This paper shows how propositional dynamic logic (PDL) can be interpreted as a logic for multi-agent belief revision. For that we revise and extend the logic of communication and change (LCC) of . Like LCC, our logic uses PDL as a base epistemic language. Unlike LCC, we start out from agent plausibilities, add their converses, and build knowledge and belief operators from these with the PDL constructs. We extend the update mechanism of LCC to an update mechanism that handles belief (...) change as relation substitution, and we show that the update part of this logic is more expressive than either that of LCC or that of doxastic/epistemic PDL with a belief change modality. It is shown that the properties of knowledge and belief are preserved under any update, and that the logic is complete. (shrink)

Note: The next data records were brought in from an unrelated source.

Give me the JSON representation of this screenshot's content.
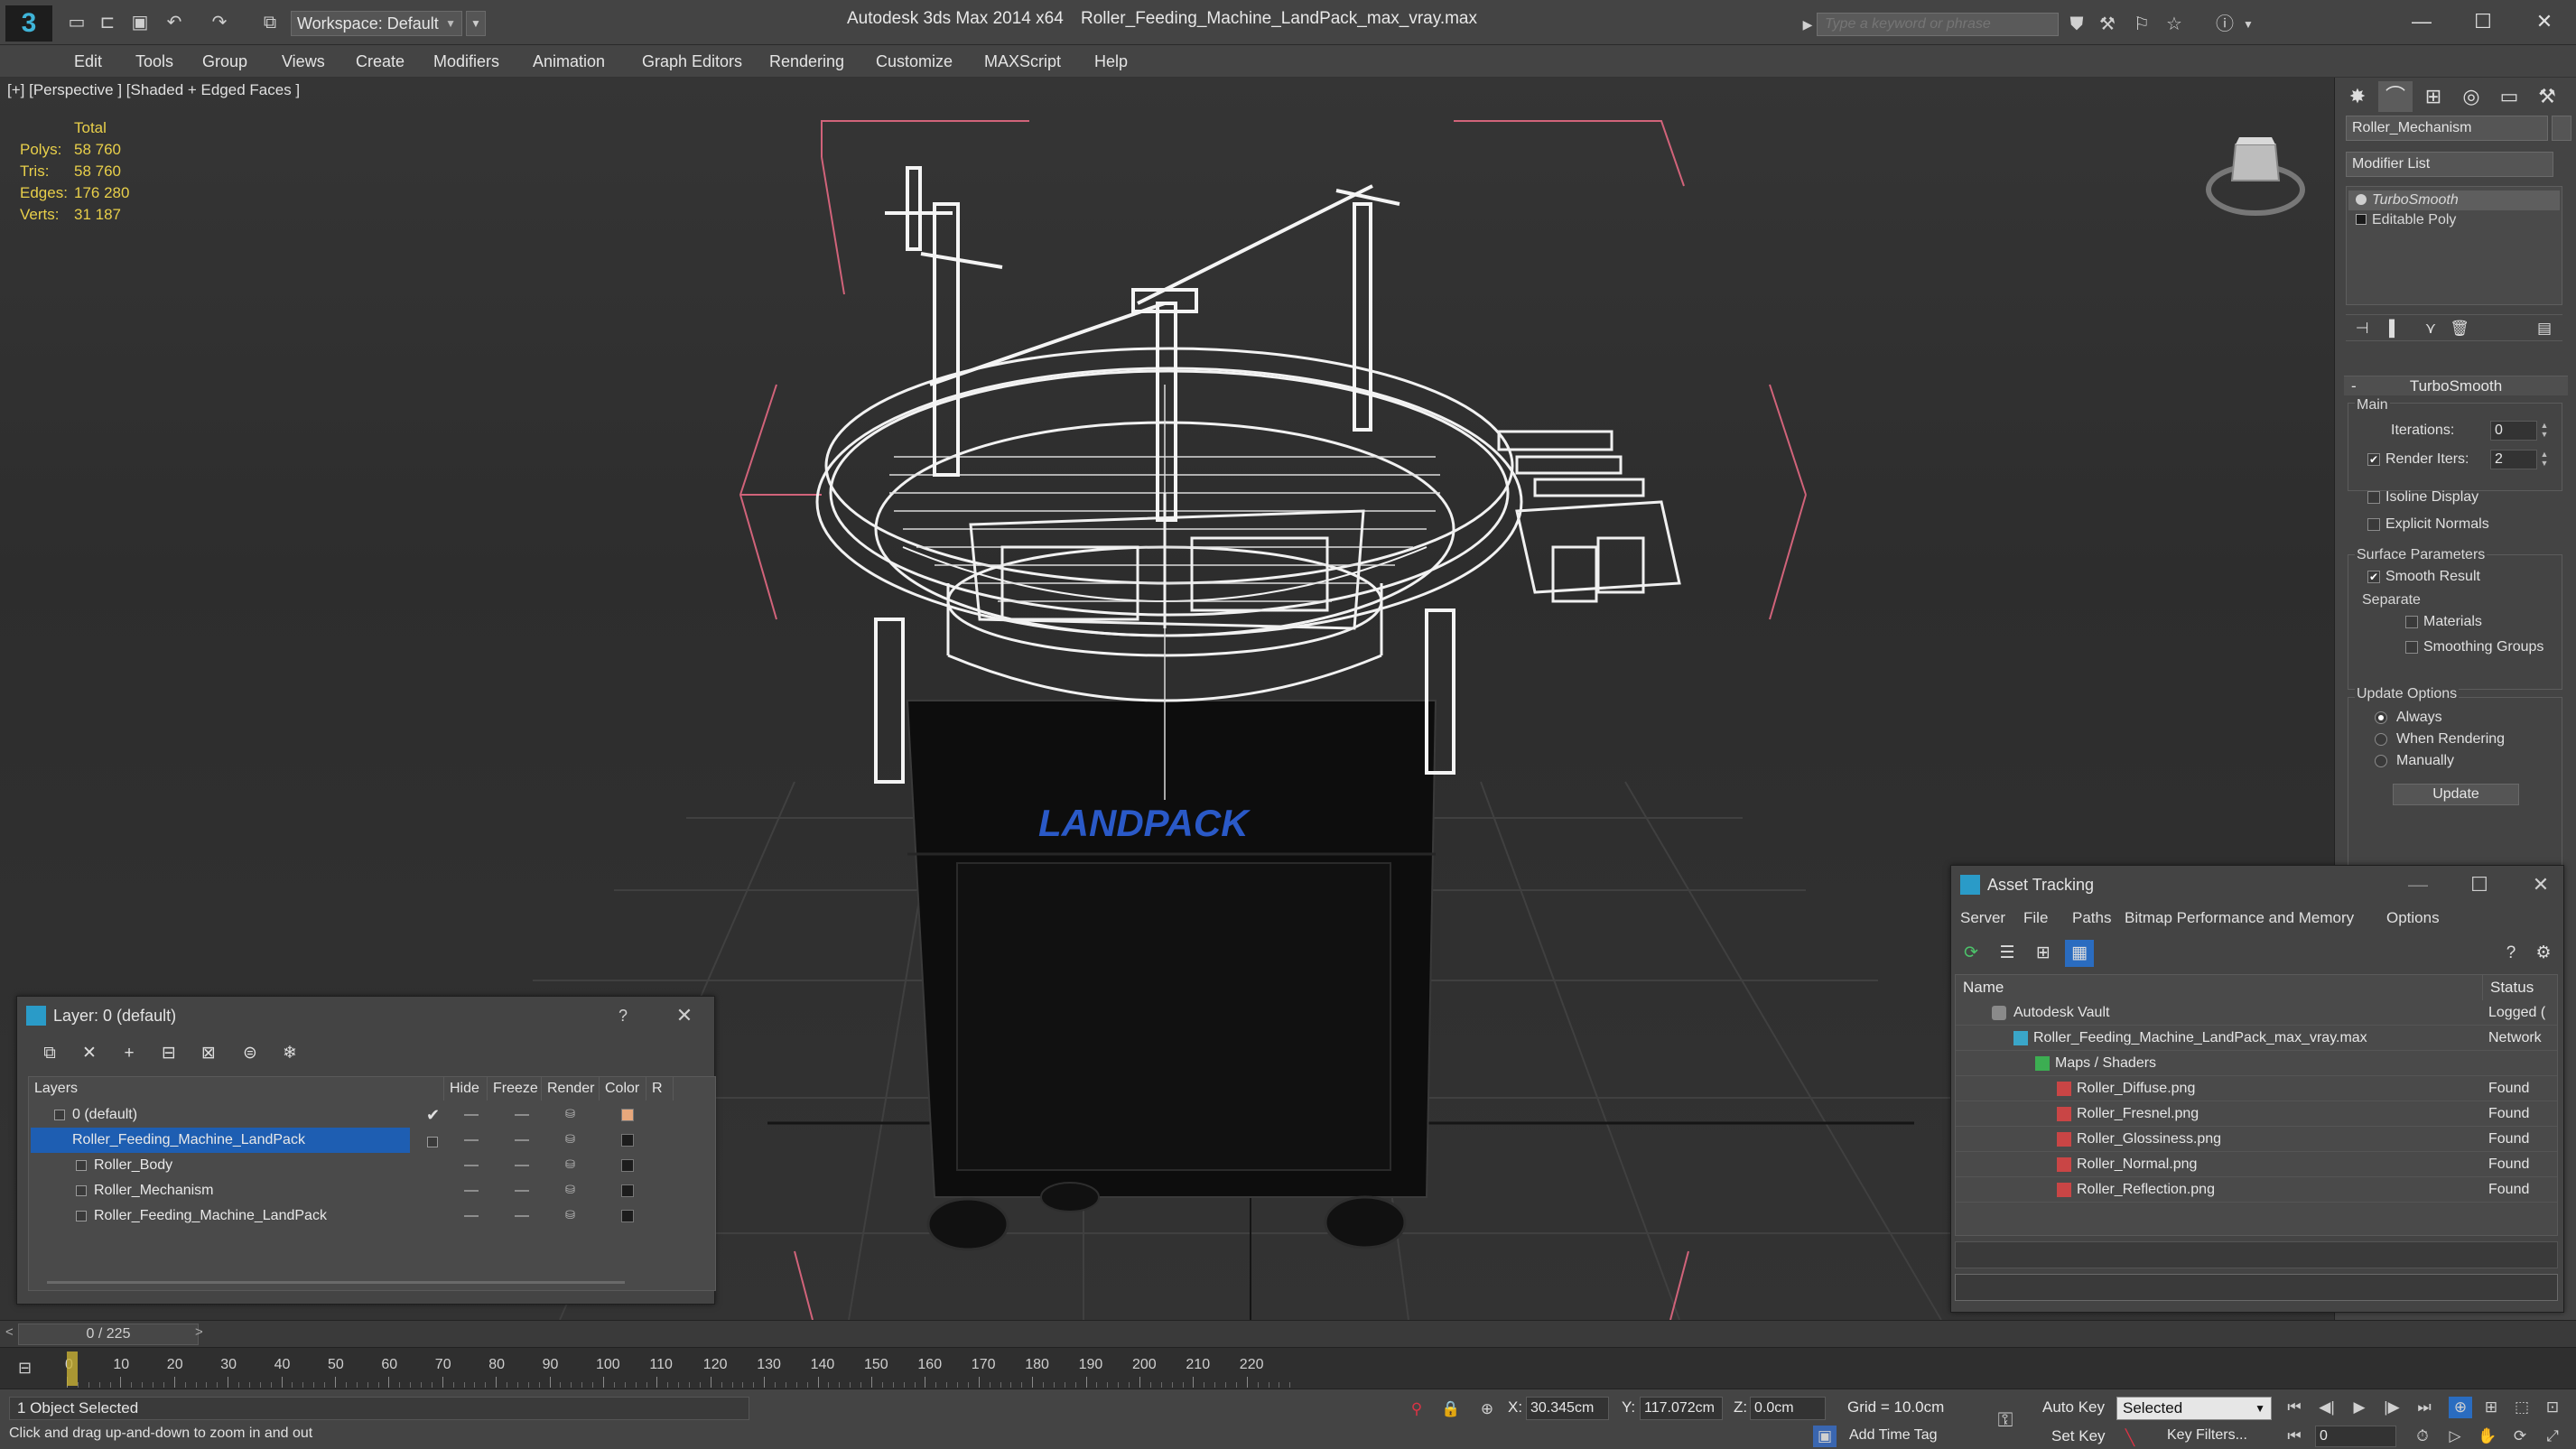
{
  "titlebar": {
    "logo_glyph": "3",
    "app_title": "Autodesk 3ds Max  2014 x64",
    "file_title": "Roller_Feeding_Machine_LandPack_max_vray.max",
    "workspace_label": "Workspace: Default",
    "search_placeholder": "Type a keyword or phrase",
    "window_controls": {
      "minimize": "—",
      "maximize": "☐",
      "close": "✕"
    }
  },
  "menubar": {
    "items": [
      "Edit",
      "Tools",
      "Group",
      "Views",
      "Create",
      "Modifiers",
      "Animation",
      "Graph Editors",
      "Rendering",
      "Customize",
      "MAXScript",
      "Help"
    ]
  },
  "viewport": {
    "label": "[+] [Perspective ] [Shaded + Edged Faces ]",
    "stats": {
      "total_label": "Total",
      "rows": [
        {
          "label": "Polys:",
          "value": "58 760"
        },
        {
          "label": "Tris:",
          "value": "58 760"
        },
        {
          "label": "Edges:",
          "value": "176 280"
        },
        {
          "label": "Verts:",
          "value": "31 187"
        }
      ]
    }
  },
  "command_panel": {
    "object_name": "Roller_Mechanism",
    "modifier_list_label": "Modifier List",
    "stack": [
      {
        "label": "TurboSmooth",
        "selected": true
      },
      {
        "label": "Editable Poly",
        "selected": false
      }
    ],
    "turbosmooth": {
      "title": "TurboSmooth",
      "main_label": "Main",
      "iterations_label": "Iterations:",
      "iterations_value": "0",
      "render_iters_label": "Render Iters:",
      "render_iters_value": "2",
      "render_iters_checked": true,
      "isoline_label": "Isoline Display",
      "explicit_normals_label": "Explicit Normals",
      "surface_params_label": "Surface Parameters",
      "smooth_result_label": "Smooth Result",
      "separate_label": "Separate",
      "materials_label": "Materials",
      "smoothing_groups_label": "Smoothing Groups",
      "update_options_label": "Update Options",
      "always_label": "Always",
      "when_rendering_label": "When Rendering",
      "manually_label": "Manually",
      "update_button": "Update"
    }
  },
  "layer_panel": {
    "title": "Layer: 0 (default)",
    "help": "?",
    "close": "✕",
    "columns": {
      "layers": "Layers",
      "hide": "Hide",
      "freeze": "Freeze",
      "render": "Render",
      "color": "Color",
      "radiosity": "R"
    },
    "rows": [
      {
        "name": "0 (default)",
        "indent": 0,
        "active": true,
        "selected": false,
        "color": "#e8a87c"
      },
      {
        "name": "Roller_Feeding_Machine_LandPack",
        "indent": 0,
        "active": false,
        "selected": true,
        "color": "#1c1c1c"
      },
      {
        "name": "Roller_Body",
        "indent": 1,
        "active": false,
        "selected": false,
        "color": "#1c1c1c"
      },
      {
        "name": "Roller_Mechanism",
        "indent": 1,
        "active": false,
        "selected": false,
        "color": "#1c1c1c"
      },
      {
        "name": "Roller_Feeding_Machine_LandPack",
        "indent": 1,
        "active": false,
        "selected": false,
        "color": "#1c1c1c"
      }
    ]
  },
  "asset_panel": {
    "title": "Asset Tracking",
    "window_controls": {
      "minimize": "—",
      "maximize": "☐",
      "close": "✕"
    },
    "menu": [
      "Server",
      "File",
      "Paths",
      "Bitmap Performance and Memory",
      "Options"
    ],
    "columns": {
      "name": "Name",
      "status": "Status"
    },
    "rows": [
      {
        "name": "Autodesk Vault",
        "status": "Logged (",
        "level": 0,
        "icon": "vault"
      },
      {
        "name": "Roller_Feeding_Machine_LandPack_max_vray.max",
        "status": "Network",
        "level": 1,
        "icon": "max"
      },
      {
        "name": "Maps / Shaders",
        "status": "",
        "level": 2,
        "icon": "map"
      },
      {
        "name": "Roller_Diffuse.png",
        "status": "Found",
        "level": 3,
        "icon": "file"
      },
      {
        "name": "Roller_Fresnel.png",
        "status": "Found",
        "level": 3,
        "icon": "file"
      },
      {
        "name": "Roller_Glossiness.png",
        "status": "Found",
        "level": 3,
        "icon": "file"
      },
      {
        "name": "Roller_Normal.png",
        "status": "Found",
        "level": 3,
        "icon": "file"
      },
      {
        "name": "Roller_Reflection.png",
        "status": "Found",
        "level": 3,
        "icon": "file"
      }
    ]
  },
  "timeline": {
    "slider_label": "0 / 225",
    "ticks": [
      "0",
      "10",
      "20",
      "30",
      "40",
      "50",
      "60",
      "70",
      "80",
      "90",
      "100",
      "110",
      "120",
      "130",
      "140",
      "150",
      "160",
      "170",
      "180",
      "190",
      "200",
      "210",
      "220"
    ]
  },
  "statusbar": {
    "selection": "1 Object Selected",
    "prompt": "Click and drag up-and-down to zoom in and out",
    "x_label": "X:",
    "x_value": "30.345cm",
    "y_label": "Y:",
    "y_value": "117.072cm",
    "z_label": "Z:",
    "z_value": "0.0cm",
    "grid": "Grid = 10.0cm",
    "add_time_tag": "Add Time Tag",
    "auto_key": "Auto Key",
    "set_key": "Set Key",
    "selected_drop": "Selected",
    "key_filters": "Key Filters...",
    "frame_value": "0"
  }
}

Monogenesis of language is widely accepted, but the conventional argument seems to be mistaken; a simple probabilistic model shows that polygenesis is likely. Other prehistoric inventions are discussed, as are problems in tracing linguistic lineages. Language is a system of representations; within such a system, words can evoke complex and systematic responses. Along with its social functions, language is important to humans as a mental instrument. Indeed, the invention of language,that is the accumulation of symbols to represent emotions, objects, and (...) acts may be the most important event in human evolution, because so many developments follow from it. For example, Edward Sapir speculated that some embryonic form of language must have been available to early man to help him fashion tools from stone (Sapir,1921). Sophisticated biface stone tools date to early Homo erectus some 1.5 million years ago, suggesting a similar age for language. This paper considers whether the invention of language occurred at only one pre-historic site or at several sites. In other words, did language emerge by monogenesis or polygenesis? Early thinkers believed in monogenesis, against a background of divine creation. Perhaps the best known account is the biblical story of Adam giving names to plants and animals in the Garden of Eden. Similar legends are found among many peoples. Modern linguists too assume monogenesis, but on probabilistic grounds (see, for instance, Southworth and Daswani, 1974, p.314). The argument seems to be that the invention of language is an extremely unlikely event, because symbolization involves abstraction and requires synchronized insight by several individuals; therefore, the probability of occurrence at more than one site must be vanishingly small. We have found no explicit quantitative treatment of this question in the literature, but the underlying logic has to be the multiplication of probabilities. If p is small at one site,then p.p for two sites is smaller still, and so on. This reasoning is false, as we show here. The fallacy lies in the focus on two particular sites rather than consideration of all pairs of sites. (shrink)